Pushing the container case – Newcastle Herald

By IAN KIRKWOOD

Crakanthorp welcomes new interest in terminal NEWCASTLE MP Tim Crakanthorp is scheduled to address the state Parliament on Thursday about the potential for a Newcastle container terminal.

The Labor parliamentarian is one of a number of opposition and cross-bench MPs who have been pushing the Baird government to come clean on various matters involved in the privatisations of Port Botany and Newcastle.

The government at one stage confirmed a cap on container movements through Newcastle, but parliamentary efforts to obtain more detail have been rebuffed.

Interest in the issue revived on Tuesday when Peter Francis, an executive with the private port operator, Port of Newcastle, told a business lunch the company was ‘‘looking at’’ a container terminal.

His comments, made in answer to an audience question, were reported in Wednesday’s Newcastle Herald.

Mr Francis also said there was ‘‘no limit on us doing that despite what we hear sometimes’’.

Mr Crakanthorp said that if Newcastle had a cap on containers or any other sort of restriction it was ‘‘incredibly anti-competitive’’ and he had written to the Australian Competition and Consumer Commission urging it to investigate.

Mr Crakanthorp said his Thursday parliamentary speech was ‘‘good timing’’, given the new interest in the project.

‘‘It is great to see the business community again discussing this idea and if this is something that our community wants, it is something that I will fight for,’’ Mr Crakanthorp said.

A prominent advocate for the terminal, former BHP Newcastle public relations official Greg Cameron, took issue with Port of Newcastle’s statement that there was ‘‘no market’’ for the terminal at present.

Mr Francis had said the contents of most containers were consumed within the Sydney basin, but Mr Cameron said northern NSW was a big market.

‘‘The other side of the coin is that 25 per cent of the state’s population lives from the Hawkesbury north,’’ Mr Cameron said.

‘‘With the exception of Newcastle’s modest 10,000 boxes a year, almost all of the state’s two million containers go to Botany simply because it’s a monopoly container port.

‘‘Quarter of the population could mean a quarter of that cargo, which is about 500,000 containers a year.
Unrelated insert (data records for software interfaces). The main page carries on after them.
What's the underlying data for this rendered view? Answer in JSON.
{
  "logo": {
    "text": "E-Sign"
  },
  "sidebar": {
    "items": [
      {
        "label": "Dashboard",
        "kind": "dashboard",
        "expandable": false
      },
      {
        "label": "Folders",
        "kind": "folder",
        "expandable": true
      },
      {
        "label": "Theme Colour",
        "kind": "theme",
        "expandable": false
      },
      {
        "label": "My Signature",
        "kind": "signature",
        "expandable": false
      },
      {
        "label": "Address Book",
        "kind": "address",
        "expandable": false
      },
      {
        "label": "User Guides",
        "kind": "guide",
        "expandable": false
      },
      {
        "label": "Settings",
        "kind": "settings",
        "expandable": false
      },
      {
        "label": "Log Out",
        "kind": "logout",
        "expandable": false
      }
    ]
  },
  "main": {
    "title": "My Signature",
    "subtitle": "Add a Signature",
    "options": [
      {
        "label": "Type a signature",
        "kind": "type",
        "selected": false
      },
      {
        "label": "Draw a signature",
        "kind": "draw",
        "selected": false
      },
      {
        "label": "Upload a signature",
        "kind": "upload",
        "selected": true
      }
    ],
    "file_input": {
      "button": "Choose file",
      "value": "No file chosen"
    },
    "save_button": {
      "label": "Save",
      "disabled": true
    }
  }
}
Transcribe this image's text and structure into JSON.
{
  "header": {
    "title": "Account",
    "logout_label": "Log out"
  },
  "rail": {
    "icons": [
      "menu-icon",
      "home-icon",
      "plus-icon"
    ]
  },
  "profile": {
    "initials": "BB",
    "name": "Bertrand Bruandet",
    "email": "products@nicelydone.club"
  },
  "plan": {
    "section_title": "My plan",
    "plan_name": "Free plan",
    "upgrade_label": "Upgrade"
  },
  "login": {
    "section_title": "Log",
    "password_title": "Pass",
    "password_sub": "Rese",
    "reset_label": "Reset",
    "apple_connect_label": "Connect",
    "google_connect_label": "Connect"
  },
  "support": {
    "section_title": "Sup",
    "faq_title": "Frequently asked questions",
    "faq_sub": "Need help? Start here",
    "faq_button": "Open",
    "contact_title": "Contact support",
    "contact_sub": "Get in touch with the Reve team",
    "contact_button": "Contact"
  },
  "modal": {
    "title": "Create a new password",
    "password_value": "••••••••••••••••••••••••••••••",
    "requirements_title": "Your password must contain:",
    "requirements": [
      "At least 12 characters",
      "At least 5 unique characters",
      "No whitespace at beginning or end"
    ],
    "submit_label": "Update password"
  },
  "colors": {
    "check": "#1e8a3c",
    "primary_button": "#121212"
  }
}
‘‘All it takes initially is a rail link from the steelworks to Hexham and you build up your market, substituting rail traffic out of Newcastle for truck congestion out of Port Botany.’’

Mr Cameron pointed out that the former port operator, the government-owned Newcastle Port Corporation, had lodged plans for a similarsized container terminal that were recommended for approval by the planning department in March 2012.